    And while I realize St. Therese would not consider herself a “rose” or a “lilly” I’m not so sure many people would agree. She saw her life as a “violet” or a “daisy” but personally I think she was much more than that though in a very different way than a St. Paul or St. Augustine. 

  • I tend to agree with Katherine’s theory of capability and choice…it seems to me that the more I learn about the Catholic faith, the more I find is required of me. There have been times when I wish that I hadn’t learned things so that I could have pleaded ignorance, but having learned them I know I must comply. Certainly my understanding now far exceeds my understanding ten years ago, and what I am culpable for has increased in direct proportion.  But my capability for knowledge is much less than, say, my husband’s, who has a serious philosophical bent. He understands even more than I do, and thus more is required of him.

    I tend to think that God portions out understanding and trial to those souls who He made capable of handling it. And we all get what we can handle. But then, reading back through this, I’m a little uncomfortable at the Calvinistic predestination-ey tone behind this, so maybe I’m wrong. I guess there’s no easy answer here? Or maybe St. Therese’s answer is the best one and we should leave it at that.

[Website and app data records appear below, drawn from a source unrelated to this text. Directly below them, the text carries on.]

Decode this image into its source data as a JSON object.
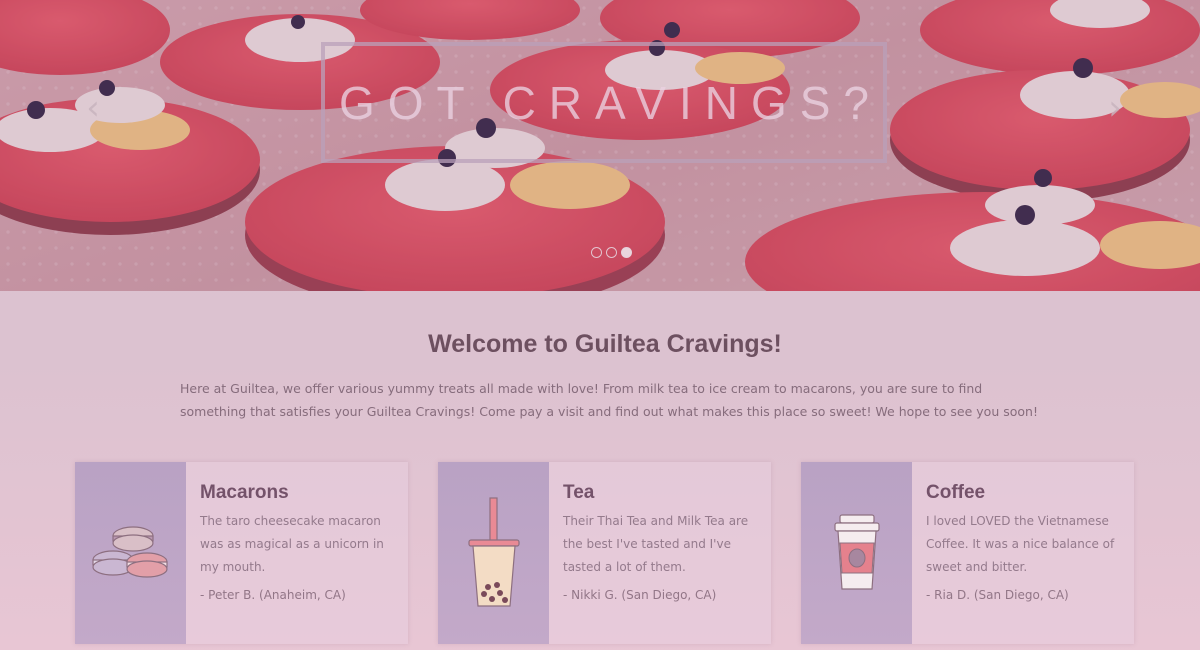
{
  "hero": {
    "headline": "GOT CRAVINGS?",
    "prev_arrow": "‹",
    "next_arrow": "›",
    "slide_count": 3,
    "active_slide": 3
  },
  "welcome": {
    "title": "Welcome to Guiltea Cravings!",
    "text": "Here at Guiltea, we offer various yummy treats all made with love! From milk tea to ice cream to macarons, you are sure to find something that satisfies your Guiltea Cravings! Come pay a visit and find out what makes this place so sweet! We hope to see you soon!"
  },
  "cards": [
    {
      "title": "Macarons",
      "quote": "The taro cheesecake macaron was as magical as a unicorn in my mouth.",
      "author": "- Peter B. (Anaheim, CA)",
      "icon": "macaron-icon"
    },
    {
      "title": "Tea",
      "quote": "Their Thai Tea and Milk Tea are the best I've tasted and I've tasted a lot of them.",
      "author": "- Nikki G. (San Diego, CA)",
      "icon": "boba-tea-icon"
    },
    {
      "title": "Coffee",
      "quote": "I loved LOVED the Vietnamese Coffee. It was a nice balance of sweet and bitter.",
      "author": "- Ria D. (San Diego, CA)",
      "icon": "coffee-cup-icon"
    }
  ],
  "colors": {
    "page_background": "#dcc2d0",
    "accent_purple": "#b9a2c4",
    "heading": "#6d5060",
    "body_text": "#866c7c"
  }
}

  • Well, of course St Paul and St Augustine had to be open to accepting the graces God sent them. But I think St Therese’s point is that not every soul who has gone astray gets a Damascus moment. Not all of us are called back to the faith in such a dramatic way. I think she’s trying to answer the question why do some get visions and hear voices while others don’t. I don’t think it’s only a matter of some people being more open to grace than others. I think she’s saying some people really are given greater gifts and perhaps even that some people are born with a greater capacity for holiness.

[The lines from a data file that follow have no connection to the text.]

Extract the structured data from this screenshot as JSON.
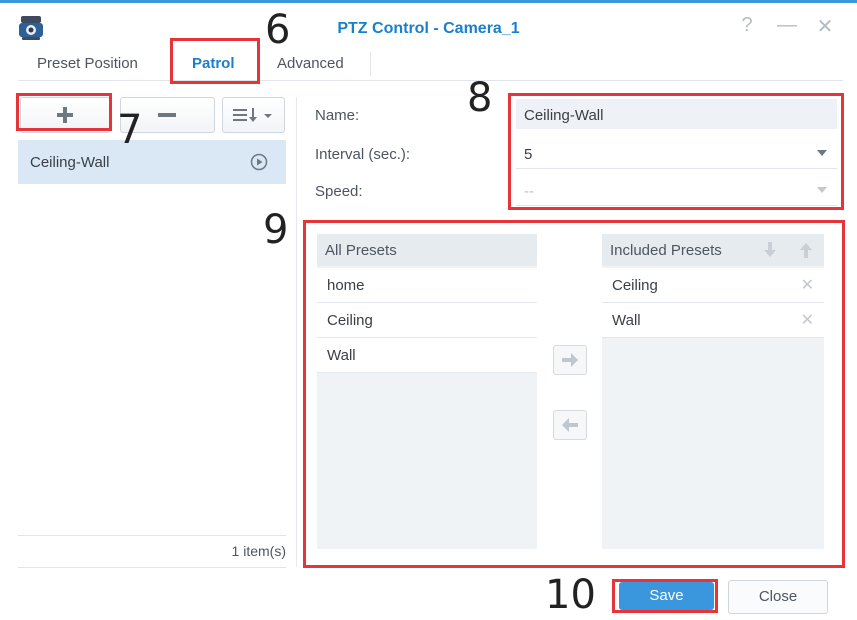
{
  "window": {
    "title": "PTZ Control - Camera_1",
    "help_label": "?",
    "minimize_label": "—",
    "close_label": "✕"
  },
  "tabs": [
    {
      "label": "Preset Position",
      "active": false
    },
    {
      "label": "Patrol",
      "active": true
    },
    {
      "label": "Advanced",
      "active": false
    }
  ],
  "toolbar": {
    "add_icon": "plus-icon",
    "remove_icon": "minus-icon",
    "sort_icon": "sort-icon"
  },
  "patrol_list": {
    "items": [
      {
        "label": "Ceiling-Wall",
        "icon": "play-circle-icon"
      }
    ],
    "count_text": "1 item(s)"
  },
  "form": {
    "name_label": "Name:",
    "name_value": "Ceiling-Wall",
    "interval_label": "Interval (sec.):",
    "interval_value": "5",
    "speed_label": "Speed:",
    "speed_value": "--"
  },
  "presets": {
    "all_header": "All Presets",
    "all_items": [
      "home",
      "Ceiling",
      "Wall"
    ],
    "included_header": "Included Presets",
    "included_items": [
      "Ceiling",
      "Wall"
    ]
  },
  "footer": {
    "save_label": "Save",
    "close_label": "Close"
  },
  "callouts": [
    "6",
    "7",
    "8",
    "9",
    "10"
  ],
  "colors": {
    "accent": "#1b7fcc",
    "primary_button": "#3a96dd",
    "selection": "#dae8f5",
    "callout_border": "#e5343a"
  }
}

    Of course, I’d agree that St Therese perhaps underestimates her own greatness. But her flower metaphor is still helpful. In general on my good days I aspire to be a dandelion.